Give back each line of the listing below that contains the string "username".
_ _ _ _ _ _ _
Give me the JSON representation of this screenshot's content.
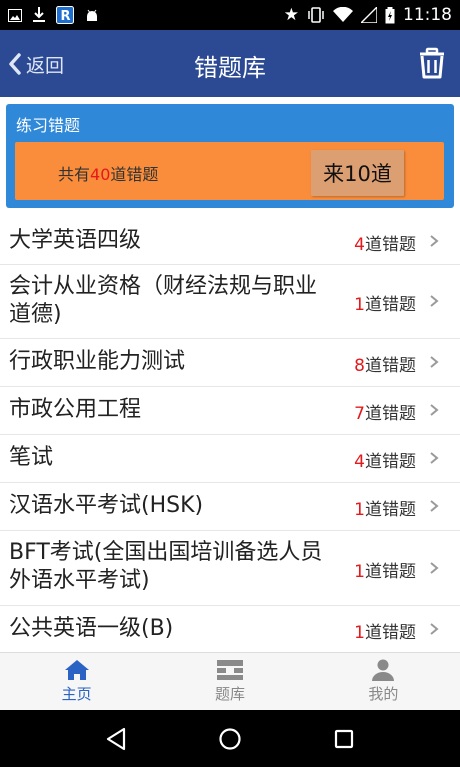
{
  "status_bar": {
    "time": "11:18",
    "left_icons": [
      "image-icon",
      "download-icon",
      "r-app-icon",
      "android-icon"
    ],
    "right_icons": [
      "star-icon",
      "vibrate-icon",
      "wifi-icon",
      "signal-icon",
      "battery-icon"
    ]
  },
  "nav": {
    "back_label": "返回",
    "title": "错题库"
  },
  "practice": {
    "title": "练习错题",
    "summary_prefix": "共有",
    "summary_count": "40",
    "summary_suffix": "道错题",
    "button_label": "来10道"
  },
  "items": [
    {
      "name": "大学英语四级",
      "count": "4",
      "suffix": "道错题"
    },
    {
      "name": "会计从业资格（财经法规与职业道德)",
      "count": "1",
      "suffix": "道错题"
    },
    {
      "name": "行政职业能力测试",
      "count": "8",
      "suffix": "道错题"
    },
    {
      "name": "市政公用工程",
      "count": "7",
      "suffix": "道错题"
    },
    {
      "name": "笔试",
      "count": "4",
      "suffix": "道错题"
    },
    {
      "name": "汉语水平考试(HSK)",
      "count": "1",
      "suffix": "道错题"
    },
    {
      "name": "BFT考试(全国出国培训备选人员外语水平考试)",
      "count": "1",
      "suffix": "道错题"
    },
    {
      "name": "公共英语一级(B)",
      "count": "1",
      "suffix": "道错题"
    }
  ],
  "tabs": [
    {
      "label": "主页",
      "icon": "home-icon",
      "active": true
    },
    {
      "label": "题库",
      "icon": "question-bank-icon",
      "active": false
    },
    {
      "label": "我的",
      "icon": "person-icon",
      "active": false
    }
  ],
  "colors": {
    "nav_bg": "#2b4a93",
    "card_bg": "#2f88d8",
    "orange": "#f98d3b",
    "accent_red": "#e5191b",
    "tab_active": "#2b63c4"
  }
}
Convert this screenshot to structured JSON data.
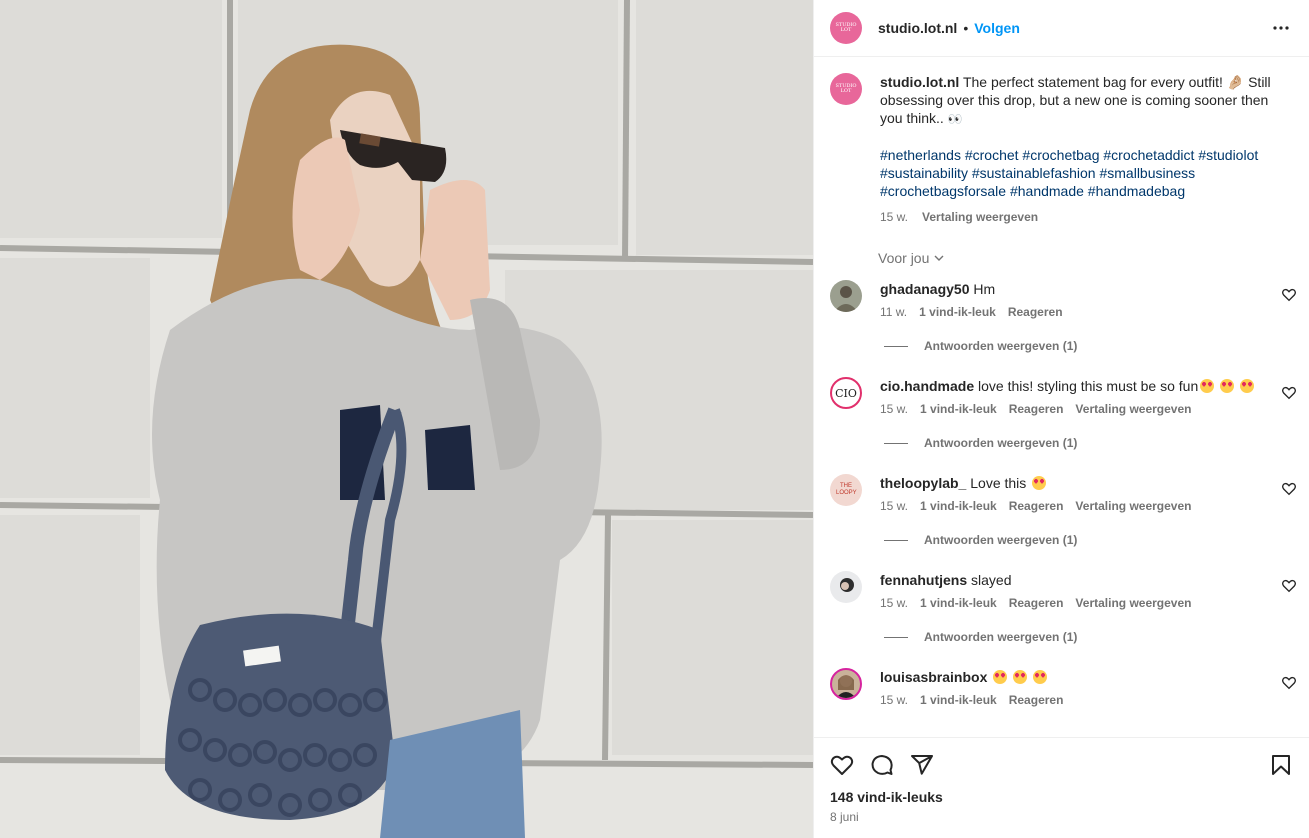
{
  "post": {
    "author": "studio.lot.nl",
    "follow_label": "Volgen",
    "dot": "•",
    "avatar_text": "STUDIO LOT",
    "caption": {
      "username": "studio.lot.nl",
      "text": "The perfect statement bag for every outfit! 🤌🏼 Still obsessing over this drop, but a new one is coming sooner then you think..",
      "eyes": "👀",
      "hashtags": "#netherlands #crochet #crochetbag #crochetaddict #studiolot #sustainability #sustainablefashion #smallbusiness #crochetbagsforsale #handmade #handmadebag",
      "time": "15 w.",
      "translate": "Vertaling weergeven"
    },
    "for_you": "Voor jou",
    "bag_label": "STUDIO LOT",
    "likes": "148 vind-ik-leuks",
    "date": "8 juni"
  },
  "comments": [
    {
      "username": "ghadanagy50",
      "text": "Hm",
      "time": "11 w.",
      "likes": "1 vind-ik-leuk",
      "reply": "Reageren",
      "translate": "",
      "replies": "Antwoorden weergeven (1)",
      "emojis": 0
    },
    {
      "username": "cio.handmade",
      "text": "love this! styling this must be so fun",
      "time": "15 w.",
      "likes": "1 vind-ik-leuk",
      "reply": "Reageren",
      "translate": "Vertaling weergeven",
      "replies": "Antwoorden weergeven (1)",
      "emojis": 3,
      "avatar_text": "CIO"
    },
    {
      "username": "theloopylab_",
      "text": "Love this",
      "time": "15 w.",
      "likes": "1 vind-ik-leuk",
      "reply": "Reageren",
      "translate": "Vertaling weergeven",
      "replies": "Antwoorden weergeven (1)",
      "emojis": 1,
      "avatar_text": "THE LOOPY"
    },
    {
      "username": "fennahutjens",
      "text": "slayed",
      "time": "15 w.",
      "likes": "1 vind-ik-leuk",
      "reply": "Reageren",
      "translate": "Vertaling weergeven",
      "replies": "Antwoorden weergeven (1)",
      "emojis": 0
    },
    {
      "username": "louisasbrainbox",
      "text": "",
      "time": "15 w.",
      "likes": "1 vind-ik-leuk",
      "reply": "Reageren",
      "translate": "",
      "replies": "",
      "emojis": 3
    }
  ],
  "colors": {
    "brand_pink": "#e8679a",
    "follow_blue": "#0095f6",
    "hashtag": "#00376b",
    "muted": "#737373"
  },
  "icons": [
    "more-icon",
    "heart-icon",
    "comment-icon",
    "share-icon",
    "bookmark-icon",
    "chevron-down-icon"
  ]
}
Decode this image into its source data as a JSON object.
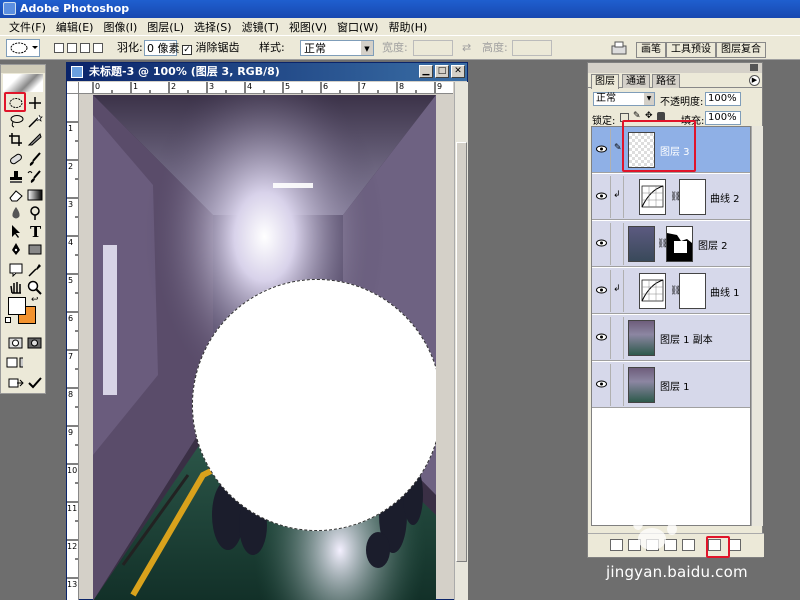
{
  "app": {
    "title": "Adobe Photoshop"
  },
  "menu": [
    "文件(F)",
    "编辑(E)",
    "图像(I)",
    "图层(L)",
    "选择(S)",
    "滤镜(T)",
    "视图(V)",
    "窗口(W)",
    "帮助(H)"
  ],
  "options": {
    "feather_label": "羽化:",
    "feather_value": "0 像素",
    "antialias_label": "消除锯齿",
    "antialias_checked": true,
    "style_label": "样式:",
    "style_value": "正常",
    "width_label": "宽度:",
    "height_label": "高度:"
  },
  "palette_well": [
    "画笔",
    "工具预设",
    "图层复合"
  ],
  "document": {
    "title": "未标题-3 @ 100% (图层 3, RGB/8)",
    "ruler_top": [
      "0",
      "1",
      "2",
      "3",
      "4",
      "5",
      "6",
      "7",
      "8",
      "9"
    ],
    "ruler_left": [
      "1",
      "2",
      "3",
      "4",
      "5",
      "6",
      "7",
      "8",
      "9",
      "10",
      "11",
      "12",
      "13"
    ]
  },
  "layers_panel": {
    "tabs": [
      "图层",
      "通道",
      "路径"
    ],
    "blend_mode": "正常",
    "opacity_label": "不透明度:",
    "opacity_value": "100%",
    "lock_label": "锁定:",
    "fill_label": "填充:",
    "fill_value": "100%",
    "layers": [
      {
        "name": "图层 3",
        "selected": true,
        "type": "white"
      },
      {
        "name": "曲线 2",
        "selected": false,
        "type": "curves"
      },
      {
        "name": "图层 2",
        "selected": false,
        "type": "photo-mask"
      },
      {
        "name": "曲线 1",
        "selected": false,
        "type": "curves"
      },
      {
        "name": "图层 1 副本",
        "selected": false,
        "type": "photo"
      },
      {
        "name": "图层 1",
        "selected": false,
        "type": "photo"
      }
    ]
  },
  "watermark": "jingyan.baidu.com",
  "colors": {
    "foreground": "#ffffff",
    "background": "#f2922e",
    "highlight": "#e0142a",
    "selected_layer": "#8fb0e6"
  }
}
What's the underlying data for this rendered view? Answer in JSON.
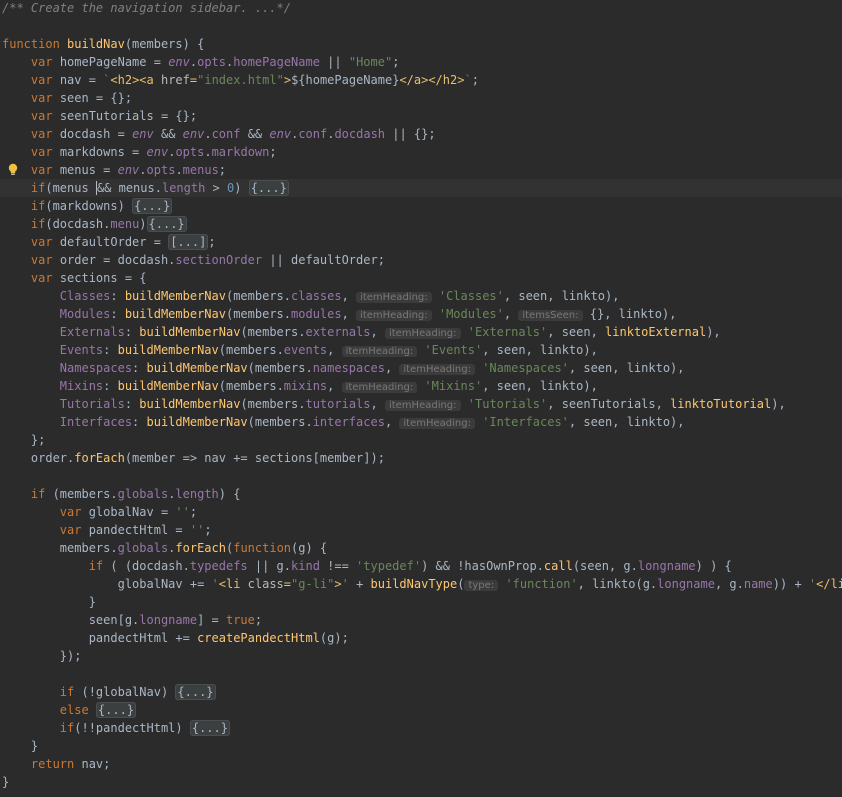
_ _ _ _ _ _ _
SOLUTION TO THIS TASK:
      "username": "studio.lot.nl",
      "username": "ghadanagy50",
      "username": "cio.handmade",
      "username": "theloopylab_",
      "username": "fennahutjens",
      "username": "louisasbrainbox",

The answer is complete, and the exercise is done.